What you have to do:
For each line of the data that includes the word "Messages", copy the line.

#### The data

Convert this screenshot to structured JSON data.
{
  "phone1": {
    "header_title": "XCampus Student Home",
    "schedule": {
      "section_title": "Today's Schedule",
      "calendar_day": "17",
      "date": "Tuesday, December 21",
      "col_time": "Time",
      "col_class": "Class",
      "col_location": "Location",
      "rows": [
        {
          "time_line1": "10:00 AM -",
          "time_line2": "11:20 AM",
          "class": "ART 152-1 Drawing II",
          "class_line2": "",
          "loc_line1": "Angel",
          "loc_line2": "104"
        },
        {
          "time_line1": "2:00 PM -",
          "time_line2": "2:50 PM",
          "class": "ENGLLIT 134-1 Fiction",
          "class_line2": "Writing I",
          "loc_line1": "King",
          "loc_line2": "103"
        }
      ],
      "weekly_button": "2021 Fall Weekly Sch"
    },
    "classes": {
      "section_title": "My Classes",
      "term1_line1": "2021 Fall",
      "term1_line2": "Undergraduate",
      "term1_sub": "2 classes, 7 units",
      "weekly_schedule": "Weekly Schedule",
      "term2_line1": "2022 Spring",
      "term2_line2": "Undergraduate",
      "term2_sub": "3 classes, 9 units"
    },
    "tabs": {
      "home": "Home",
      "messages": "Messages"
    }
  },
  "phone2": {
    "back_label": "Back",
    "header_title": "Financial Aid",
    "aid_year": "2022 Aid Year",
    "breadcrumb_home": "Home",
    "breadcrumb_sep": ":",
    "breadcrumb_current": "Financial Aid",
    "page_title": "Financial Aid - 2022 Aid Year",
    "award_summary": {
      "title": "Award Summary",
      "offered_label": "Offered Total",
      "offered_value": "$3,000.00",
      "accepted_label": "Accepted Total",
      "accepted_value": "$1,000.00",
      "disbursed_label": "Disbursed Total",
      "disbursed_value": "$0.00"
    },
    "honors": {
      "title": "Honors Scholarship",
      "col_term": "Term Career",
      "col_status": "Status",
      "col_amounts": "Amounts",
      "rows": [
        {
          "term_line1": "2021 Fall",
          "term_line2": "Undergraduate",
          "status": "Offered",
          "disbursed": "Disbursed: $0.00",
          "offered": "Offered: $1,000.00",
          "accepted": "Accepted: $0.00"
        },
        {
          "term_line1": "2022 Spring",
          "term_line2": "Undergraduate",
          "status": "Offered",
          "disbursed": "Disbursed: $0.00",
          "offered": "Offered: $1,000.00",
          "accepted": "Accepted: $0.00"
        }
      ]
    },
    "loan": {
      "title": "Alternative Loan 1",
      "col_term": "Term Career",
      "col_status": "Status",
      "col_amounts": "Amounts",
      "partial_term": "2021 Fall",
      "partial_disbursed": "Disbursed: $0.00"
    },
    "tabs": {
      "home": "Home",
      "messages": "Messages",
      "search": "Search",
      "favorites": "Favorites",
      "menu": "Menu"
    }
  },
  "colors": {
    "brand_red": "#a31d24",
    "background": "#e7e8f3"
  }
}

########

Task solution:
      "messages": "Messages"
      "messages": "Messages",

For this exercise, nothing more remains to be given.